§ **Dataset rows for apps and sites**

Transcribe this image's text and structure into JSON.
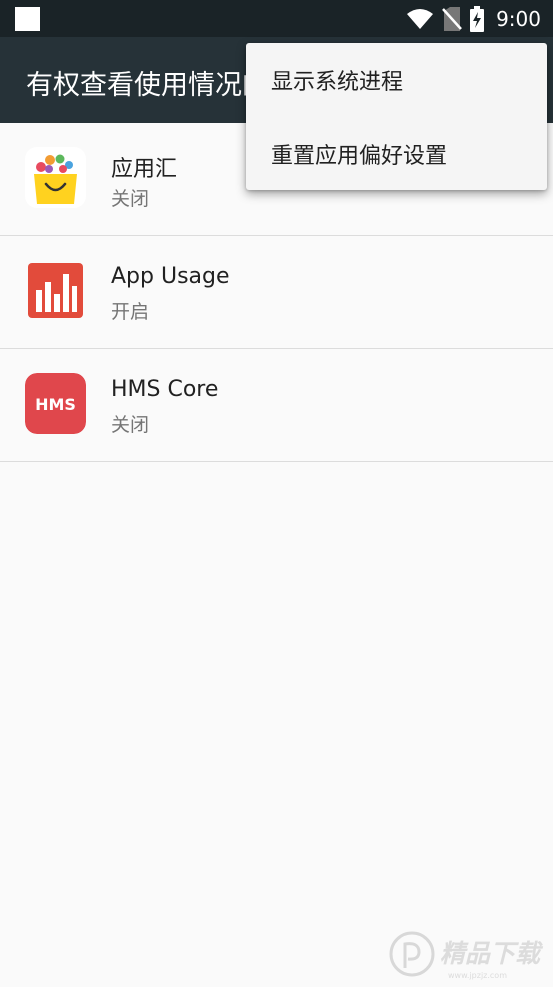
{
  "status_bar": {
    "time": "9:00",
    "icons": [
      "notification-icon",
      "wifi-icon",
      "no-sim-icon",
      "battery-charging-icon"
    ]
  },
  "app_bar": {
    "title": "有权查看使用情况的应用"
  },
  "apps": [
    {
      "name": "应用汇",
      "status": "关闭",
      "icon": "appchina-icon"
    },
    {
      "name": "App Usage",
      "status": "开启",
      "icon": "app-usage-icon"
    },
    {
      "name": "HMS Core",
      "status": "关闭",
      "icon": "hms-core-icon",
      "icon_text": "HMS"
    }
  ],
  "overflow_menu": {
    "items": [
      "显示系统进程",
      "重置应用偏好设置"
    ]
  },
  "watermark": {
    "text": "精品下载",
    "url": "www.jpzjz.com"
  },
  "colors": {
    "status_bar": "#1a2327",
    "app_bar": "#263238",
    "background": "#fafafa",
    "hms_red": "#e0474c",
    "usage_red": "#e24b3b"
  }
}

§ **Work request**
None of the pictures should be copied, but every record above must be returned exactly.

§ **Answer below**
Transcribe this image's text and structure into JSON.
{
  "status_bar": {
    "time": "9:00",
    "icons": [
      "notification-icon",
      "wifi-icon",
      "no-sim-icon",
      "battery-charging-icon"
    ]
  },
  "app_bar": {
    "title": "有权查看使用情况的应用"
  },
  "apps": [
    {
      "name": "应用汇",
      "status": "关闭",
      "icon": "appchina-icon"
    },
    {
      "name": "App Usage",
      "status": "开启",
      "icon": "app-usage-icon"
    },
    {
      "name": "HMS Core",
      "status": "关闭",
      "icon": "hms-core-icon",
      "icon_text": "HMS"
    }
  ],
  "overflow_menu": {
    "items": [
      "显示系统进程",
      "重置应用偏好设置"
    ]
  },
  "watermark": {
    "text": "精品下载",
    "url": "www.jpzjz.com"
  },
  "colors": {
    "status_bar": "#1a2327",
    "app_bar": "#263238",
    "background": "#fafafa",
    "hms_red": "#e0474c",
    "usage_red": "#e24b3b"
  }
}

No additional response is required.